---- SOURCE MATERIAL

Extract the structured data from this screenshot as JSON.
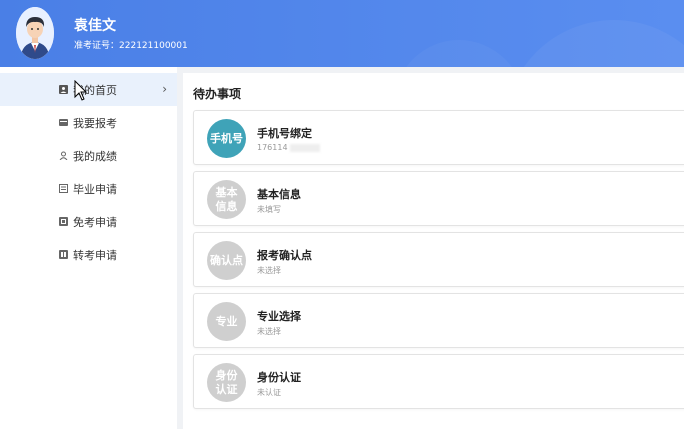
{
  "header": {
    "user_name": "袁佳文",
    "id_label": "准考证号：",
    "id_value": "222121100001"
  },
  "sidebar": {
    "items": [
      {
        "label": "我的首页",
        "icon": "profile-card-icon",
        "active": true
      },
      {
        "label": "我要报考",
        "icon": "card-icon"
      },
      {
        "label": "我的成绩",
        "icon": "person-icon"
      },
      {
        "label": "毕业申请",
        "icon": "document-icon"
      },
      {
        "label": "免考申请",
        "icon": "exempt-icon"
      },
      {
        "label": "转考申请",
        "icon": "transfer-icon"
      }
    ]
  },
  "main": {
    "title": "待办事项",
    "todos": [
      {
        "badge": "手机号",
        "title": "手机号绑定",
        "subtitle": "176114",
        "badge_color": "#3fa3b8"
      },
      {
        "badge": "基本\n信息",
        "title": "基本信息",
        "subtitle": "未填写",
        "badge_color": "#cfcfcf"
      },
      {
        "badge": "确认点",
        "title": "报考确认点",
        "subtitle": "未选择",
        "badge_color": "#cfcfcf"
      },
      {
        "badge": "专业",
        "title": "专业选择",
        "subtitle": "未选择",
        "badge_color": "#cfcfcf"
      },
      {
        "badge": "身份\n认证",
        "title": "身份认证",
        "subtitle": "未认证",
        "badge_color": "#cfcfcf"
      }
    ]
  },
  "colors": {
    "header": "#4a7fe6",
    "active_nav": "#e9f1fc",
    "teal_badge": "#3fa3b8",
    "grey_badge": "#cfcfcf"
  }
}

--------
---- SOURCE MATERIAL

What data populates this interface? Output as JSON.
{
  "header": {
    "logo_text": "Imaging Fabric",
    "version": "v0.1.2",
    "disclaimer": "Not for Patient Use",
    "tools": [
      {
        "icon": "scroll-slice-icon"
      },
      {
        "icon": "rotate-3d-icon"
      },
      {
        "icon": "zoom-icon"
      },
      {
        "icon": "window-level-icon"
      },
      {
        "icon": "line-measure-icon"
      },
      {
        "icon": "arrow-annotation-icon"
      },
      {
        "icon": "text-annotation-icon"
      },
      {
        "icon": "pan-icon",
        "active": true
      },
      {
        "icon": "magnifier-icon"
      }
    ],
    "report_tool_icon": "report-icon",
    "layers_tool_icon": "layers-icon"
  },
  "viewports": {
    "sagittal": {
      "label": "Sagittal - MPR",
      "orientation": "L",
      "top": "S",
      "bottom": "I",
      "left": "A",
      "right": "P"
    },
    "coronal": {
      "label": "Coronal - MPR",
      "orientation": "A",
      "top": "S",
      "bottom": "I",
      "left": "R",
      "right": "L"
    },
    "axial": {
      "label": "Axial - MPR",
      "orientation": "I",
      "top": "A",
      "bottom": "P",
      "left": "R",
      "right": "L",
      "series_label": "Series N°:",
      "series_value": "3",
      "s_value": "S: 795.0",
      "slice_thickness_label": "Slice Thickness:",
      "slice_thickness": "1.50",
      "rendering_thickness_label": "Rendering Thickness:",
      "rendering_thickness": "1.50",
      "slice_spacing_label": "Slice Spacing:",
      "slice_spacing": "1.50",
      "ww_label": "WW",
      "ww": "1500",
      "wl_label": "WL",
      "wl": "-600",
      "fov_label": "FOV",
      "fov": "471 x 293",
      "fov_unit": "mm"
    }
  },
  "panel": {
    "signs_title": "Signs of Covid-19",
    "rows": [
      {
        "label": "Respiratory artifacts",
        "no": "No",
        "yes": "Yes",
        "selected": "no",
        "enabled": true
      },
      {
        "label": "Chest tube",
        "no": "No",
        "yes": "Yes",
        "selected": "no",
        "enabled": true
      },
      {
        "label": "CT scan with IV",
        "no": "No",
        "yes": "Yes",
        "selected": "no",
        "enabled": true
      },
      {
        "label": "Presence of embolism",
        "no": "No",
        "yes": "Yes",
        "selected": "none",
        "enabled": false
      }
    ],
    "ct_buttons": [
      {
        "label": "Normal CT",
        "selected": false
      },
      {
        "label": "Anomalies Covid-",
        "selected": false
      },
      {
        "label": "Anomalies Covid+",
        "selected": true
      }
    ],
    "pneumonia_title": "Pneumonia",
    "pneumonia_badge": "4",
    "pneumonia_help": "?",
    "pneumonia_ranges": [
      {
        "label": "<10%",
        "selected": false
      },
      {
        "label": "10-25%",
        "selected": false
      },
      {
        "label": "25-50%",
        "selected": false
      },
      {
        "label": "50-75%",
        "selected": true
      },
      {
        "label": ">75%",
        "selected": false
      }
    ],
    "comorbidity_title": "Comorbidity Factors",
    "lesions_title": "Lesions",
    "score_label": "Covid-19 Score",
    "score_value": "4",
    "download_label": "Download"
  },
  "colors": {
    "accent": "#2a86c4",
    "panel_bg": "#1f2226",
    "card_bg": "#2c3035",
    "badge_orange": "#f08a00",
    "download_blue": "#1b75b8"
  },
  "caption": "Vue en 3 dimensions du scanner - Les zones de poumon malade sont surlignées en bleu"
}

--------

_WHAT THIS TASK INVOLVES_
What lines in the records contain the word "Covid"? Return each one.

_TASK ANSWER_
    "signs_title": "Signs of Covid-19",
        "label": "Anomalies Covid-",
        "label": "Anomalies Covid+",
    "score_label": "Covid-19 Score",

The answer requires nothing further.